The state is set to release student math scores today, which are sure to become another political football in the battle over mayoral control of the schools.
Math scores have been climbing steadily since 2002, with major spikes in the past two years in the number of students passing. Critics charged that the increases of 8 and 9 percentage points in pass rates in 2007 and '08 were too good to be true.
END ZONE IN SIGHT
New York Post Editorial
Kids in the city's public schools may be about to catch a break. Big-time.
The signs increasingly suggest that Albany will renew the law that put City Hall in charge of the schools -- thus preserving all the gains made in the system since the law's passage in 2002.
B'KLYN TURNAROUND KIDS A PERFECT 'TEST' CASE
New York Post
Educators don't fret about the racial achievement gap at Gateway IS 364 in Brooklyn -- because they've eliminated it.
"I like to say we're the best-kept secret in Brooklyn," Principal Dale Kelly said of his Starrett City middle school, where enroll ment is 93 percent black and Hispanic.
CHARTERS GET MONEY TO BUILD ON
New York Post
Despite a prohibition on using state funds to build charter schools, the city has quietly expanded available funding for charter school construction to as much as $3.8 billion.
A recent provision in the city's capital construction plan allows charter schools that target overcrowded neighborhoods -- and that demonstrate community support -- to tap into a pool of nearly $4 billion in "new capacity" funds that was previously reserved for traditional public schools.
She Plays With Boys, and Rivals Don’t Like It
New York Times
In the last two years, Hannah Berner has used a rare combination of power and precision to win nearly every high school tennis match she has played. On Sunday, she played her final match for the Beacon High School team, a run made all the more remarkable by the fact that she was competing against boys.
At Beacon, a small magnet school on the Upper West Side where Ms. Berner is the team’s third-ranked singles player, there is no girls’ tennis program. “Not having a girls’ team, this is where you play,” said Bayard Faithful, the team’s coach.
Schools closed due to to swine flu in New York City
Magen David Yeshiva, Brooklyn . Reopening date to be determined.
Yeshiva Tiferes Yisroel, Brooklyn . Reopening date to be determined.
Magnet schools sponsored by cops are getting results with at-risk kids.

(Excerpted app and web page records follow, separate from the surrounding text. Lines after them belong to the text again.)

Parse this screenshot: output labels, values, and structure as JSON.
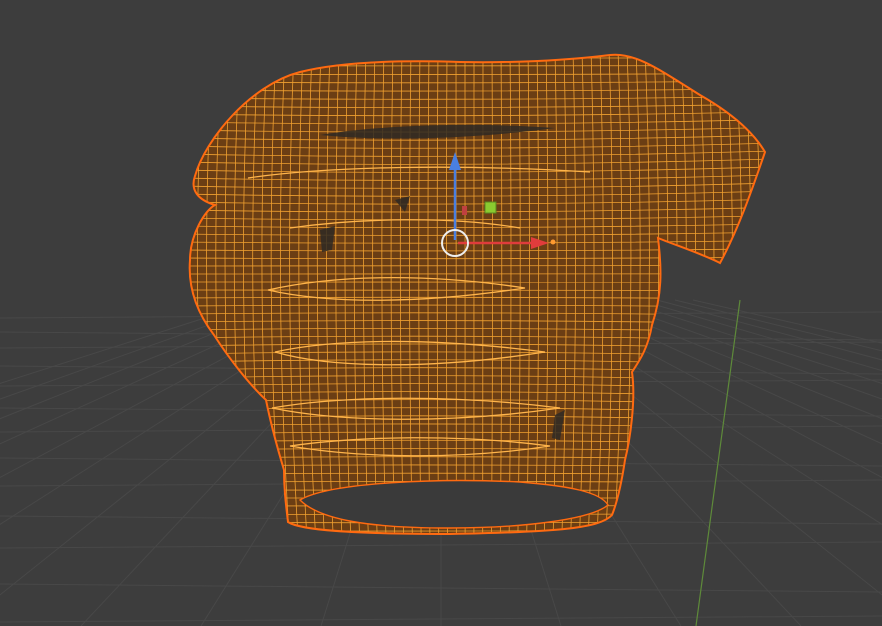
{
  "viewport": {
    "background": "#3d3d3d",
    "grid_color": "#484848",
    "y_axis_color": "#5e8a3a"
  },
  "mesh": {
    "object_type": "t-shirt",
    "display_mode": "wireframe",
    "selected": true,
    "fill_color": "#6b3e14",
    "wire_color": "#f0a030",
    "outline_color": "#ff6a10"
  },
  "gizmo": {
    "type": "move",
    "z_axis_color": "#4a7fe0",
    "x_axis_color": "#e03c3c",
    "plane_handle_color": "#8acb30",
    "origin_icon": "circle-pivot-icon"
  }
}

The statistics say that 17-year-old Rocio Sazo should have dropped out of school by now. In the Los Angeles Unified School District (LAUSD), outside studies show that fewer than half of ninth-graders graduate from high school within four years. Only 16 percent of Hispanics like Sazo, who constitute the majority of students in this vast and sprawling district, graduate having passed the classes needed to apply to one of California ’s public universities. But Sazo is defying those odds, too. She earns top grades, teachers rave about her leadership skills, she says she might become a math teacher, and she has applied to seven colleges. Now, she proudly relates, she is “waiting for acceptances”—acceptances, not decisions.
Sunday, May 31
Supreme Court to Address Meeting the Needs of Special-Education Students
New York Times
In a case with potential financial repercussions for school districts and families alike, the United States Supreme Court will soon decide when public schools must reimburse parents of special-education students for private-school tuition.
The case before the court involves a struggling Oregon high school student, identified in court documents only as T.A., whose parents enrolled him in a $5,200-a-month residential school after he became a heavy marijuana user and ran away from home.
(Message over 64 KB, truncated)